The European Commission welcomes today's judgments by the General Court fully upholding its Lundbeck decision (cases T-472/13, T-460/13, T-467/13, T-469/13, T-470/13, T-471/13). The Commission's decision found that the Danish pharmaceutical company Lundbeck and four generics competitors had concluded agreements that harmed patients and health care systems. This allowed Lundbeck to keep the price of its blockbuster drug citalopram artificially high, in breach of Article 101 of the Treaty on the Functioning of the European Union. The decision imposed a fine of €93.8 million on Lundbeck and fines totalling €52.2 million on the four generics competitors, Generics UK, Arrow, Alpharma and Ranbaxy.
Before the agreements were concluded, Lundbeck's basic patent for the blockbuster antidepressant medicine citalopram had expired. Lundbeck still held a number of process patents that provided limited protection. Generics producers were preparing for market entry with much cheaper generic versions of citalopram. Lundbeck paid the generics competitors for their promise to stay out of the citalopram market. As a result, Lundbeck was certain to avoid competition from the four companies for the entire duration of the agreements.
Lundbeck and the generics companies appealed the decision to the General Court.
The General Court has today fully confirmed the Commission's findings. It is the first time that it has ruled on pay-for-delay agreements in the pharmaceutical sector. In particular, it found that:
- The Commission was correct in finding that, irrespective of any patent dispute, generics competitors agreed with Lundbeck to stay out of the market in return for value transfers and other inducements, which constituted "a buying-off of competition";
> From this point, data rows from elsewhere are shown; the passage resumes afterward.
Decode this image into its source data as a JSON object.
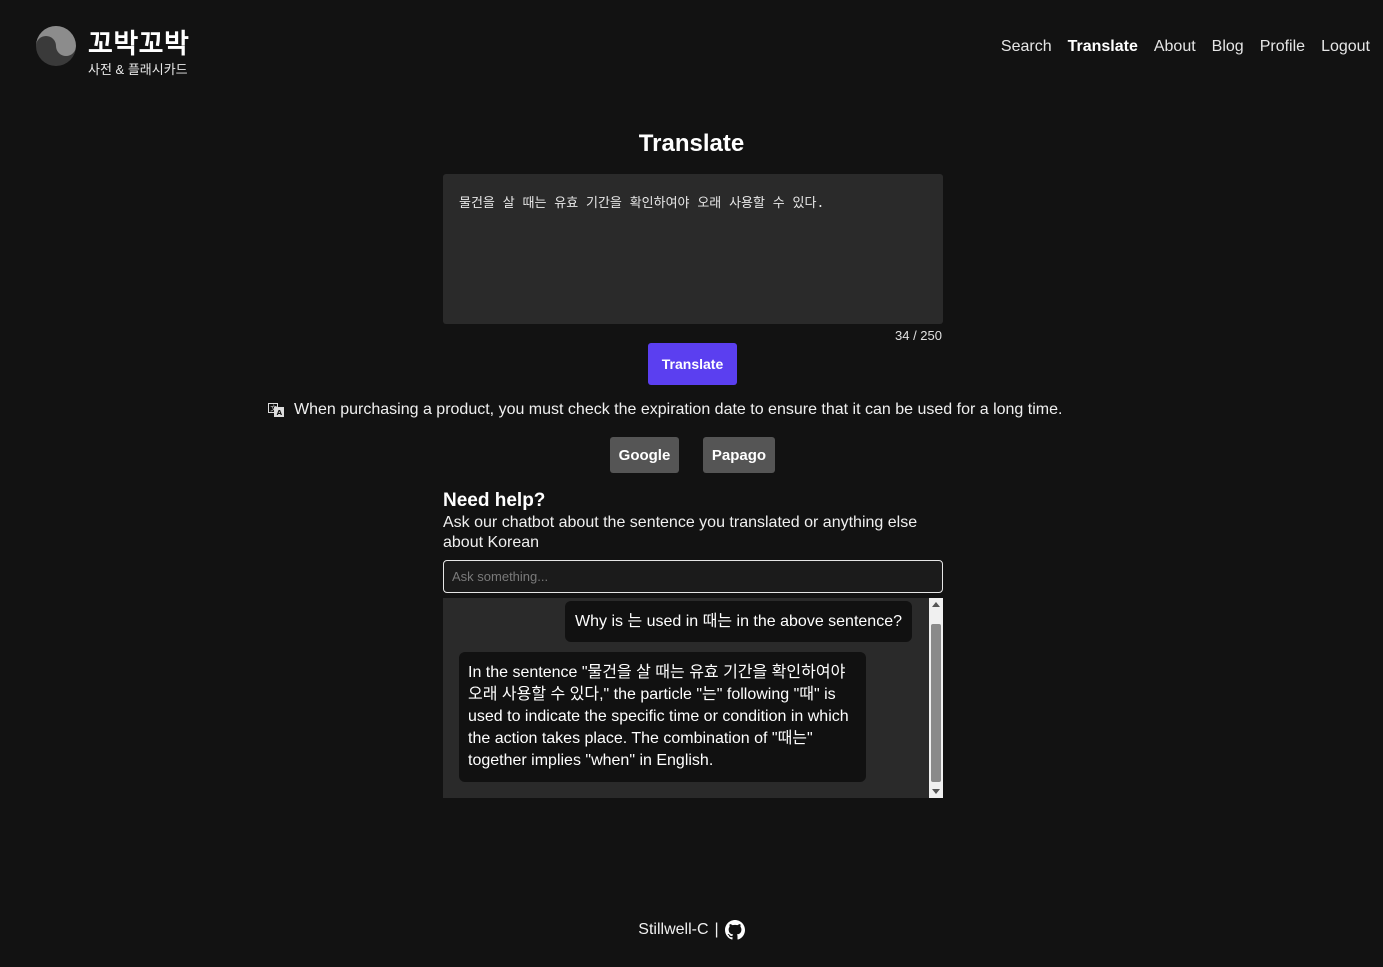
{
  "header": {
    "brand_title": "꼬박꼬박",
    "brand_subtitle": "사전 & 플래시카드",
    "nav": {
      "search": "Search",
      "translate": "Translate",
      "about": "About",
      "blog": "Blog",
      "profile": "Profile",
      "logout": "Logout"
    },
    "active_nav": "Translate"
  },
  "main": {
    "title": "Translate",
    "input_text": "물건을 살 때는 유효 기간을 확인하여야 오래 사용할 수 있다.",
    "char_counter": "34 / 250",
    "translate_button": "Translate",
    "translation_icon": "translate-icon",
    "translation_result": "When purchasing a product, you must check the expiration date to ensure that it can be used for a long time.",
    "service_buttons": {
      "google": "Google",
      "papago": "Papago"
    }
  },
  "help": {
    "title": "Need help?",
    "subtitle": "Ask our chatbot about the sentence you translated or anything else about Korean",
    "input_placeholder": "Ask something...",
    "messages": [
      {
        "role": "user",
        "text": "Why is 는 used in 때는 in the above sentence?"
      },
      {
        "role": "bot",
        "text": "In the sentence \"물건을 살 때는 유효 기간을 확인하여야 오래 사용할 수 있다,\" the particle \"는\" following \"때\" is used to indicate the specific time or condition in which the action takes place. The combination of \"때는\" together implies \"when\" in English."
      }
    ]
  },
  "footer": {
    "author": "Stillwell-C",
    "separator": "|",
    "icon": "github-icon"
  },
  "colors": {
    "background": "#121212",
    "accent": "#5b3ff0",
    "panel": "#2a2a2a",
    "service_button": "#555555"
  }
}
- The Commission had correctly established that the agreements eliminated the competitive pressure from the generic companies and are "a restriction of competition by object". Furthermore, Lundbeck was not able to justify why these particular agreements would have been needed to protect its intellectual property rights.
Background to today's judgment
The Commission's competition inquiry into the pharmaceutical sector indicated a number of structural issues and problems in companies' practices that could unduly delay the entry of cheaper medicines into the EU market. It also emphasised the importance of stronger competition law enforcement (see IP/09/1098, MEMO/09/321 and MEMO/13/56).
After the Lundbeck case, in 2013 and 2014, the Commission fined companies in two other pay-for-delay investigations – one concerning fentanyl, a pain-killer (see IP/13/1233), and the other concerning perindopril, a cardiovascular medicine (Servier Decision see IP/14/799). The Fentanyl Decision was not appealed. Several appeals against the Servier Decision are pending before the General Court.
In addition, since 2009, the Commission has been continuously monitoring patent settlements in order to identify settlements which could be potentially problematic from an antitrust perspective - namely those that limit generic entry against a value transfer from an originator to a generic company. The latest report was published in December 2015 (6th Report).